On Wed, 30 Jan 2013, email@example.com wrote: > On Wednesday, January 30, 2013 12:29:09 AM UTC-8, William Elliot wrote:
> > There is a fair coin with a different integer on each side that you can't > > see and you have no clue how these integers were selected. The coin is > > flipped and you get to see what comes up. You must guess if that was the > > larger of the two numbers or not. Can you do so with probability > 1/2? > > Well, there was the monty hall problem years ago. Suppose there are 3 > keys and you have to choose one. One of the three turns on a car's engine > where the other two do not. After you choose a key Monte takes one and > tries it in the car and it doesn't turn over the engine. He then asks > you if you'd like to change your mind. What should you do? You should > change your mind because the first key you chose had a one in three chance > of turning on the car where the remaining key has a two in three chance. > > Soo... > > Assuming the coin only has positive integers then you should guess > the number showing is the smaller integer because there are more > integers greater than x than there are less than x and this is true > for all positive integers x. > Recall, you have no clue how the integers were selected much less that both are positive or non-negative.

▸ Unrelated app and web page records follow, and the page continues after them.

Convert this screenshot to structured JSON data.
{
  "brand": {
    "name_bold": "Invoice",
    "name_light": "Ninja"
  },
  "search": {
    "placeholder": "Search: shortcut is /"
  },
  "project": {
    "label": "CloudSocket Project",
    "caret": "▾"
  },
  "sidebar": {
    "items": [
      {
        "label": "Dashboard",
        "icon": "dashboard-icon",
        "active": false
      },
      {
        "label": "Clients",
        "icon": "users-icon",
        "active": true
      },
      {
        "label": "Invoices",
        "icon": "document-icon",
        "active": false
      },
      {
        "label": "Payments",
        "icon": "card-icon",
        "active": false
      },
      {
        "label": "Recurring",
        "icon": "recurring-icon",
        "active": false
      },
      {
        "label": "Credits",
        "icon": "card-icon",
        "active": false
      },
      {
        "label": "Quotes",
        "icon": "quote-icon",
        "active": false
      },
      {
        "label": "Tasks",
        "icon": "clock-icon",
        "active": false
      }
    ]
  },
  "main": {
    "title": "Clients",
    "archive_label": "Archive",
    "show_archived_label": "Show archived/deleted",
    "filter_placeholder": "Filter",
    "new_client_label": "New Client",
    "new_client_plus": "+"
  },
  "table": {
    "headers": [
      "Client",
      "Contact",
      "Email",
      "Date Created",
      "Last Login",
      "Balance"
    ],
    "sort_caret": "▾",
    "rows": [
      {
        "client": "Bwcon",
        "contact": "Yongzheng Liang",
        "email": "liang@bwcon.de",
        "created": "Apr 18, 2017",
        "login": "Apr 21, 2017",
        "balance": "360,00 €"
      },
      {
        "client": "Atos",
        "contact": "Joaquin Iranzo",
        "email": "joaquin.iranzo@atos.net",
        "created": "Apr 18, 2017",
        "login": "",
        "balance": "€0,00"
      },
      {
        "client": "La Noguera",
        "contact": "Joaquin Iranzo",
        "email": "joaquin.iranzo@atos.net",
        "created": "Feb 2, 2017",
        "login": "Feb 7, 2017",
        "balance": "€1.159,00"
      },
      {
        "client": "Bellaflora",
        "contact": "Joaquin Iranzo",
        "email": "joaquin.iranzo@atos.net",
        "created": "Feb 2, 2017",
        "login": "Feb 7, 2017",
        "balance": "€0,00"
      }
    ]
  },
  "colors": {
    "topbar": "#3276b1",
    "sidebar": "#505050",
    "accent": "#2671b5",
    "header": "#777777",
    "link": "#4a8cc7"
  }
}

Here's a variant. Instead of integers, the coin has a positive rational on each side.